Via Sankaku Complex today, it's been reported that the anime Fractale has been pulled from legitimate simulcast websites by the Japanese company because, wait for it, fansubbers have been releasing their own version.
Let's take a moment to put the pieces together.
An anime that is simulcasted, as in, it's released at the same time or earlier than the Japanese original, is being pirated.
We're not talking about an anime that's months or years late for its English debut, we're not talking about Amerian voice actor quality, and we're not talking about poor kids trying to save money. We're talking about a free simulcast being ripped and illegally distributed. Do you need to skip 60 seconds of commercials that badly? Are fansubber quality subtitles that much better than the professional version? There isn't a single legitimate excuse for this.
The issue of piracy is complex and it seems as though, barring a massive third-party economic investigation into the whole thing, we'll never get a complete and accurate picture of how much harm or good it actually causes.

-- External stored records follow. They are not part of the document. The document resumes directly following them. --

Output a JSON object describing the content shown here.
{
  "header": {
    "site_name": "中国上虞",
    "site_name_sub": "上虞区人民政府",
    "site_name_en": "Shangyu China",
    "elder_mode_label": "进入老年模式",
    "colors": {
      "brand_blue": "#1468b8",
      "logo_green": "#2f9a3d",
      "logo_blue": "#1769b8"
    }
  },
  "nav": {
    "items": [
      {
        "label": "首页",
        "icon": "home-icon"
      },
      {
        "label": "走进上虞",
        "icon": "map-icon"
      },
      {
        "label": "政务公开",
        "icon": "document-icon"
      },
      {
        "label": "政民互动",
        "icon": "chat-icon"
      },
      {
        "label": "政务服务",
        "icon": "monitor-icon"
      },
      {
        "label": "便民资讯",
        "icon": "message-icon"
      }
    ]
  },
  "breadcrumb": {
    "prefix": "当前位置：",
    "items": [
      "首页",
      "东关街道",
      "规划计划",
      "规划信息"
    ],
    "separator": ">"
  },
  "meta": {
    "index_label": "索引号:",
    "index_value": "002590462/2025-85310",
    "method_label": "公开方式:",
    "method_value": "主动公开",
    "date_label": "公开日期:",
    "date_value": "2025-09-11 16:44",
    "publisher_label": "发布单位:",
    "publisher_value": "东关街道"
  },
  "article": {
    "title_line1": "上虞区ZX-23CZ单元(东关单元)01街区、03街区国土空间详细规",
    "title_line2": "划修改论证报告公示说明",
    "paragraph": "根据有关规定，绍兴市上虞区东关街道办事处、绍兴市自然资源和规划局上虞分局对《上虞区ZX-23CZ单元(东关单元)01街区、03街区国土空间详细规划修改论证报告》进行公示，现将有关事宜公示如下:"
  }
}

This, however, is blatant jackassery. In the case of Fractale, illegal fansubs provided no discernible benefit over the legitimate release, but piracy has directly and negatively impacted the American anime industry. As a cherished friend and industry professional once said, "If you don't pay for it, it goes away." Like I said, piracy in general is very complicated, but this incident is nothing but harmful.

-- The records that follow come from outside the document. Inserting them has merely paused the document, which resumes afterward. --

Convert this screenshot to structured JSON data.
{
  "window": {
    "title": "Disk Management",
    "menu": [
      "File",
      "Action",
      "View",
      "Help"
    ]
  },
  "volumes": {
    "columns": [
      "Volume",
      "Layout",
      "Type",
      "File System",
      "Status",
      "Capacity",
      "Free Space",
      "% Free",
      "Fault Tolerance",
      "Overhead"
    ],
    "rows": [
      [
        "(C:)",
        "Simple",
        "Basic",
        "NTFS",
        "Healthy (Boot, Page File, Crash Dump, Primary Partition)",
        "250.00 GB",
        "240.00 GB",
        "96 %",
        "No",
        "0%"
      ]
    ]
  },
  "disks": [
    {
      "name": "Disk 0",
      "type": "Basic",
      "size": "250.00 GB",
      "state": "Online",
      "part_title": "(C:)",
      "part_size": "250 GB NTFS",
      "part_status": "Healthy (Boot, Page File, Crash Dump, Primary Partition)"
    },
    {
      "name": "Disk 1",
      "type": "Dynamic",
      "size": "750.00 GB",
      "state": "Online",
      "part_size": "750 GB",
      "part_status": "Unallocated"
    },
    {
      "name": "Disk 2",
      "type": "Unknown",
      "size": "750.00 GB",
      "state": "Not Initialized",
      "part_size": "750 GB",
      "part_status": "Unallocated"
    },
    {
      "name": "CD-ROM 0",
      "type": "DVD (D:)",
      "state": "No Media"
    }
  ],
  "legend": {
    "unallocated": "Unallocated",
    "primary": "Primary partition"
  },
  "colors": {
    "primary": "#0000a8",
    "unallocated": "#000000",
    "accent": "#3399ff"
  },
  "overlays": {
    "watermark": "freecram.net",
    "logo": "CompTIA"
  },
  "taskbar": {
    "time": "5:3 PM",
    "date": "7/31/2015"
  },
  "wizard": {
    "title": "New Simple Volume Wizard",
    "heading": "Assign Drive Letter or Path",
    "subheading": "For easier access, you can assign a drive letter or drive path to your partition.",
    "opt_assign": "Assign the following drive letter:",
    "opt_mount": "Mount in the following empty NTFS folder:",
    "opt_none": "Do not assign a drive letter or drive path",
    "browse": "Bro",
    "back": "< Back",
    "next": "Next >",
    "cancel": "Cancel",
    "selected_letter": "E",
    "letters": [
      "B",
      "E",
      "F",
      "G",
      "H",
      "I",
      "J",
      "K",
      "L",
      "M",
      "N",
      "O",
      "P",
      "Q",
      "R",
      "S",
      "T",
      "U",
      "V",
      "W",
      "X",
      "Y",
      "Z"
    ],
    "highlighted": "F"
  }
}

One of the pervasive stances on pirated manga and anime from fans who partake is, "I don't care who distributes it, as long as I get it as fast and as free as possible." I imagine their dream world is a place where all the major manga and anime distributors outside of Japan have finally choked out and died, and all that's left are a handful of mega-sites dedicated to ripping Japanese pop culture. There they will provide translations that are chalked full of spelling, grammatical, and stylistic errors. Translations that are unregulated and unchecked, and possibly used to distribute viruses.
No, legitimate distributors aren't perfect and it would be ignorant to say our legitimately distributed manga and anime get by completely unscathed, but in my mind the benefits of legitimate distribution far outweigh the negatives. Before anyone accuses me of being on a moral high horse, let me say that while my position on pirating is largely impacted by the morality of it, more importantly, I just want my Japanese entertainment with some quality.
Is that really so wrong?